From the entries below, work out the number of lines that hold the word "식품의약품안전처", and give that number alone.

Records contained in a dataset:
┌────────
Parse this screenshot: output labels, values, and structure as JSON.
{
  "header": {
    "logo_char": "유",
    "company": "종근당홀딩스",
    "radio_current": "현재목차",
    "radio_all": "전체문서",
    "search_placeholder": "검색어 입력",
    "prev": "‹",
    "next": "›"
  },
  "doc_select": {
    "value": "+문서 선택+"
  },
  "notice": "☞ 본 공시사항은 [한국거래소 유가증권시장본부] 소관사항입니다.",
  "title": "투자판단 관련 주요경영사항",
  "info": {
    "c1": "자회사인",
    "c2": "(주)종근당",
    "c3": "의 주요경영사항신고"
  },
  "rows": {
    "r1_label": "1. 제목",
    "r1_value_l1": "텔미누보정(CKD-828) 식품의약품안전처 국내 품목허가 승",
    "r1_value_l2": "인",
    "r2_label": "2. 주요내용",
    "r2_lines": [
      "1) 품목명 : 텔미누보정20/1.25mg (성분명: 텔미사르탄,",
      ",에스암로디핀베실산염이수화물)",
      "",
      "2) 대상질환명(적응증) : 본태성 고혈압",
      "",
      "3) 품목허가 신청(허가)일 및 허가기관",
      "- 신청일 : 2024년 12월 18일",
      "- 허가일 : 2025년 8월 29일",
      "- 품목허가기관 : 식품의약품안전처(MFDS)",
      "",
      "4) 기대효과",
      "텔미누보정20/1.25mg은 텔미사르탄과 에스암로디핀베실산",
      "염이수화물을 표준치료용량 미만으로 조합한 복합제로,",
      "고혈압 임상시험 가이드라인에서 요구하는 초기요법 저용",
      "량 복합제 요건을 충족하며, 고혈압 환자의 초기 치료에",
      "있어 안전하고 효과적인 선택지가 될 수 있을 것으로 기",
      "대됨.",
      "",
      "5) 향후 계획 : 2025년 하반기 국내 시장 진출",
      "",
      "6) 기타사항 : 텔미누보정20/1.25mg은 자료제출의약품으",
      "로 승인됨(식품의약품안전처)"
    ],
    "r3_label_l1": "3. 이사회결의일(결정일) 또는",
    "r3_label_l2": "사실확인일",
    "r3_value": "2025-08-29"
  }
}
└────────
## OUTPUT FOR THIS TASK
3